- **Your objective**: Below are the records. State how many of their lines contain "conflicts", with nothing else.

- **Data provided**:
- Opening Delimiter -

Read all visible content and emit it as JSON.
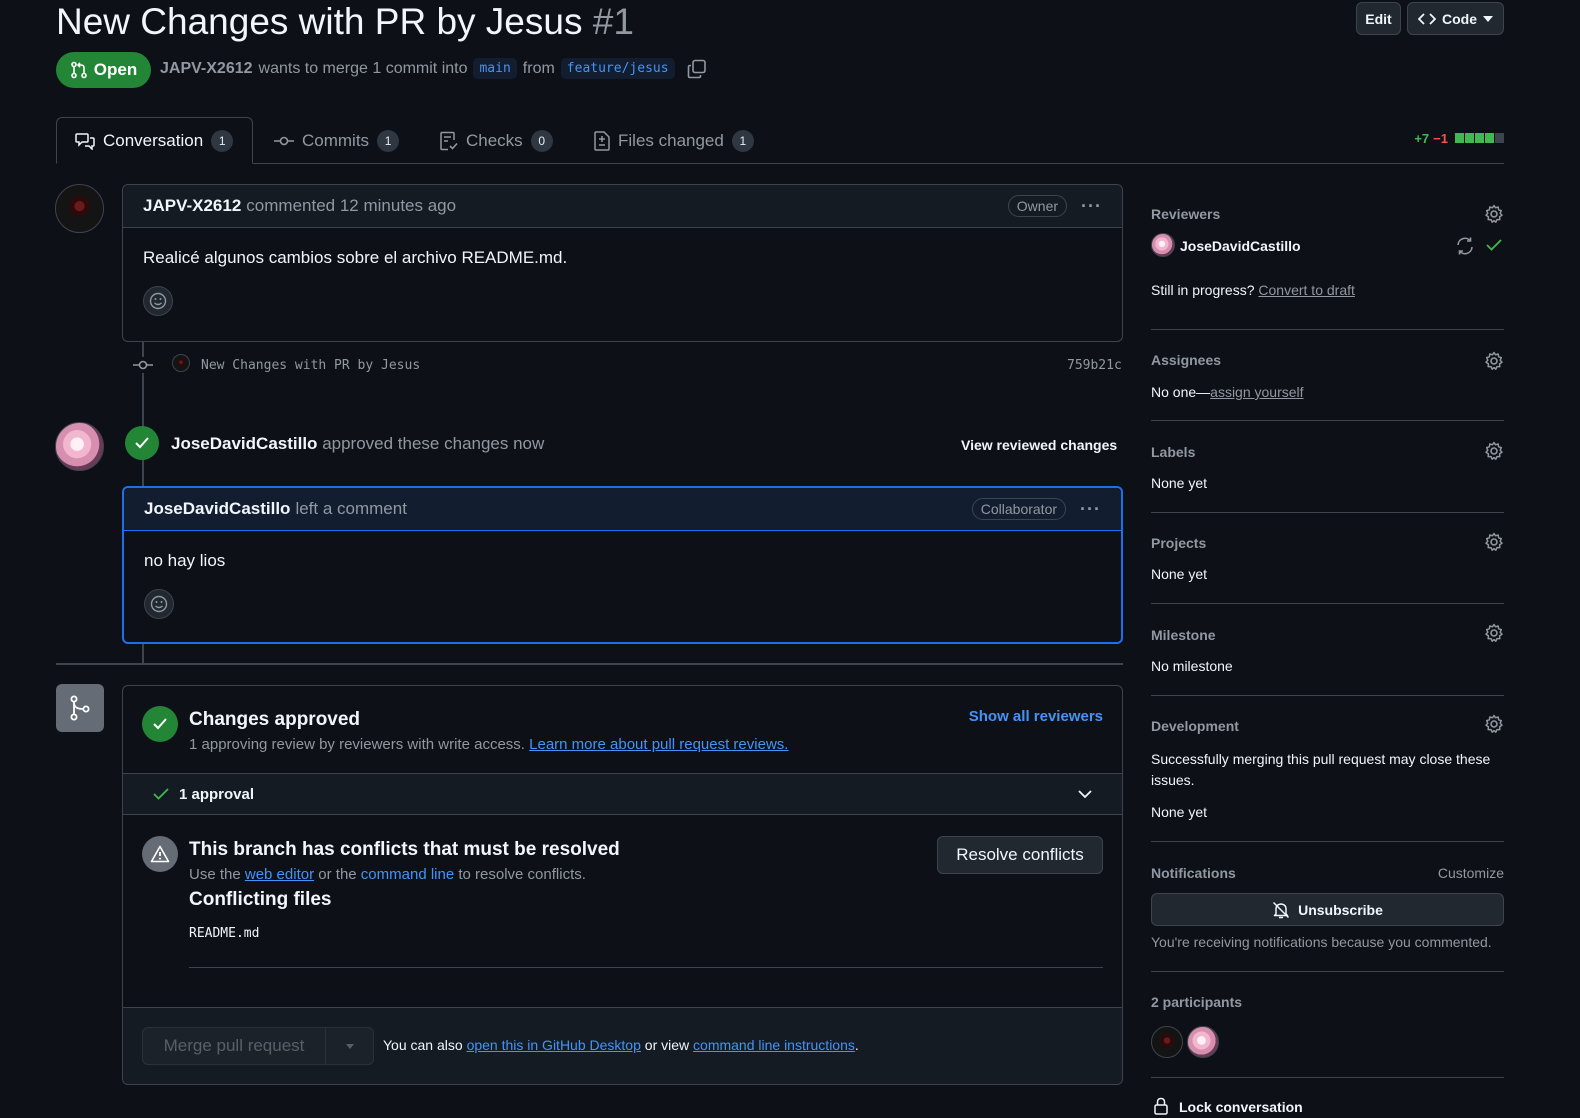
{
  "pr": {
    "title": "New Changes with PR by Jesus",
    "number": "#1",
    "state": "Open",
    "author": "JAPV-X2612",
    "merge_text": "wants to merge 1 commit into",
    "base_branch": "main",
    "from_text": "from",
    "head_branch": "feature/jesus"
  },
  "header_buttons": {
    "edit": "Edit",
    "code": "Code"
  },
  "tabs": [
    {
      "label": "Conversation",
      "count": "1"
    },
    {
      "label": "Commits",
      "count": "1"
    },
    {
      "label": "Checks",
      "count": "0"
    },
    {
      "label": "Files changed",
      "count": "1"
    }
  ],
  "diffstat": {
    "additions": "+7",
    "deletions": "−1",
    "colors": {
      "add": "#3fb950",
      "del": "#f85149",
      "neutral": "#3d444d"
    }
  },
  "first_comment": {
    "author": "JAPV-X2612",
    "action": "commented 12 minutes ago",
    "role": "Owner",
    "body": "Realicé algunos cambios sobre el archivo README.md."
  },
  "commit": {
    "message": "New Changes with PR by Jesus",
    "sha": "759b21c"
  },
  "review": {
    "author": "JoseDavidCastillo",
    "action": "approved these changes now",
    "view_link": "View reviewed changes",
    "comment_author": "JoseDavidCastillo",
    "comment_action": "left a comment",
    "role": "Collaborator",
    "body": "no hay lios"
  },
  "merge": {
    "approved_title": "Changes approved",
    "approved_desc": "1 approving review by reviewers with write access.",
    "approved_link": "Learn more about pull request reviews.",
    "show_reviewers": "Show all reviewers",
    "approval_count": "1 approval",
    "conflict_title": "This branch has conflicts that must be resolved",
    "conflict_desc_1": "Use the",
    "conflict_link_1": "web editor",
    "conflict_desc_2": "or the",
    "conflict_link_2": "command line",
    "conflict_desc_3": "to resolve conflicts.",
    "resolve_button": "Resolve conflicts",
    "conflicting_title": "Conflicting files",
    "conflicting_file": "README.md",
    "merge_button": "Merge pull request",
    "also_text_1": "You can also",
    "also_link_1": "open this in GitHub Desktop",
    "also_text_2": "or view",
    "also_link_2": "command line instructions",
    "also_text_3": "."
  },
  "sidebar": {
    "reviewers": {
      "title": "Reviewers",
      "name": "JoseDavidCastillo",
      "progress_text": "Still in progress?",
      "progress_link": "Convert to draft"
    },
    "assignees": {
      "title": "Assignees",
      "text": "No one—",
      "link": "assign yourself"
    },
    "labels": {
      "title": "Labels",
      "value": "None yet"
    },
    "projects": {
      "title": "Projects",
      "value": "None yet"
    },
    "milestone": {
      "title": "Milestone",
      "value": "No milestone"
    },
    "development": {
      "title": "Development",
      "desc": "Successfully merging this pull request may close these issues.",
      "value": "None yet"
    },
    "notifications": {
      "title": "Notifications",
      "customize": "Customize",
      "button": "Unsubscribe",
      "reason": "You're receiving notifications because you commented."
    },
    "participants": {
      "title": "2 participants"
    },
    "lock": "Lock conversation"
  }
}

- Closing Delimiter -
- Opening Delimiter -

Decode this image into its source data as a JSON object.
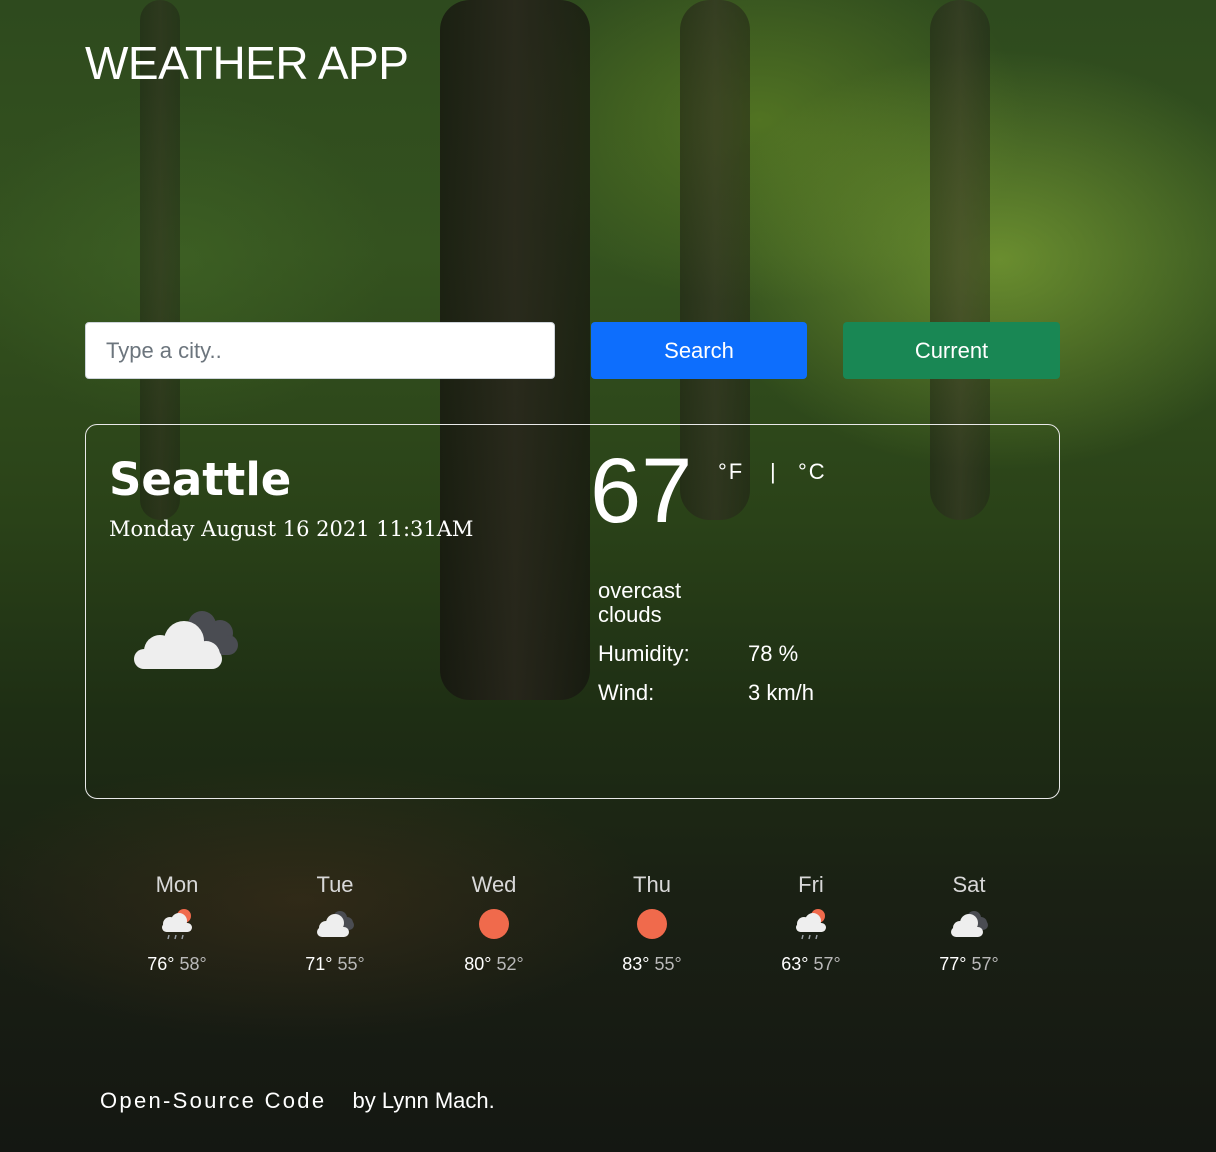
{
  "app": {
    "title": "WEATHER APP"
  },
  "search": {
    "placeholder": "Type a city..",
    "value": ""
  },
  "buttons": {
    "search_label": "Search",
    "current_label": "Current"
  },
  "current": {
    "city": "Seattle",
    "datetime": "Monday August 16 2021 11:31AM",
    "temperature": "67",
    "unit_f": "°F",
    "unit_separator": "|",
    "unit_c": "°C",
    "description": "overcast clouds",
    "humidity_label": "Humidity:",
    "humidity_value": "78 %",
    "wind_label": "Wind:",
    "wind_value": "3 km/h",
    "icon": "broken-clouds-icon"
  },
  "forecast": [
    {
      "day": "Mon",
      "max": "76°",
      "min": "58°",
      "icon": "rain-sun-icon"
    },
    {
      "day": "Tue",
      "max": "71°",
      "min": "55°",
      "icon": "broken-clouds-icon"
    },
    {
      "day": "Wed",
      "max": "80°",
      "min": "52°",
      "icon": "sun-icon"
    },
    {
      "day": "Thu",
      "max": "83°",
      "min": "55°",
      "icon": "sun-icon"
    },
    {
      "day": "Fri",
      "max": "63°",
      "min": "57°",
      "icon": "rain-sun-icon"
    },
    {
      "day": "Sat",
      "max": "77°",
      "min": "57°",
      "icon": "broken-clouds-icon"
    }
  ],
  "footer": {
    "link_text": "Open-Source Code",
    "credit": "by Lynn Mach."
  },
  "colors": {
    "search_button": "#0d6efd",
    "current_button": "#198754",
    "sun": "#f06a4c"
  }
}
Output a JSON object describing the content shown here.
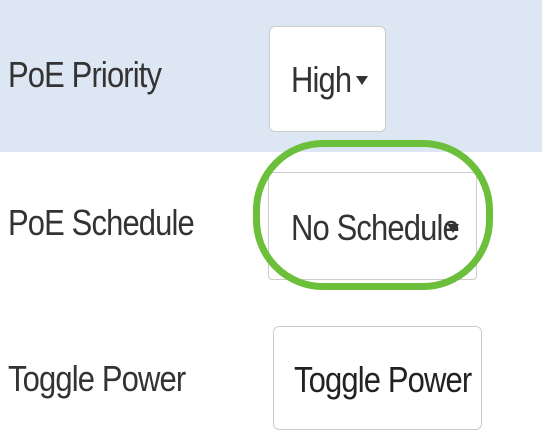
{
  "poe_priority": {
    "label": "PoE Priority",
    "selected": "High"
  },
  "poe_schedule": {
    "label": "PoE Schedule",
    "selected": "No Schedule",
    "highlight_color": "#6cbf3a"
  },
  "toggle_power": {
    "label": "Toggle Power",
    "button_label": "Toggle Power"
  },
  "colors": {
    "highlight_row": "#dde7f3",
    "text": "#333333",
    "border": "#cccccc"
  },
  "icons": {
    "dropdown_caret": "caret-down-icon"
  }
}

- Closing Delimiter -

- **Task output**: 3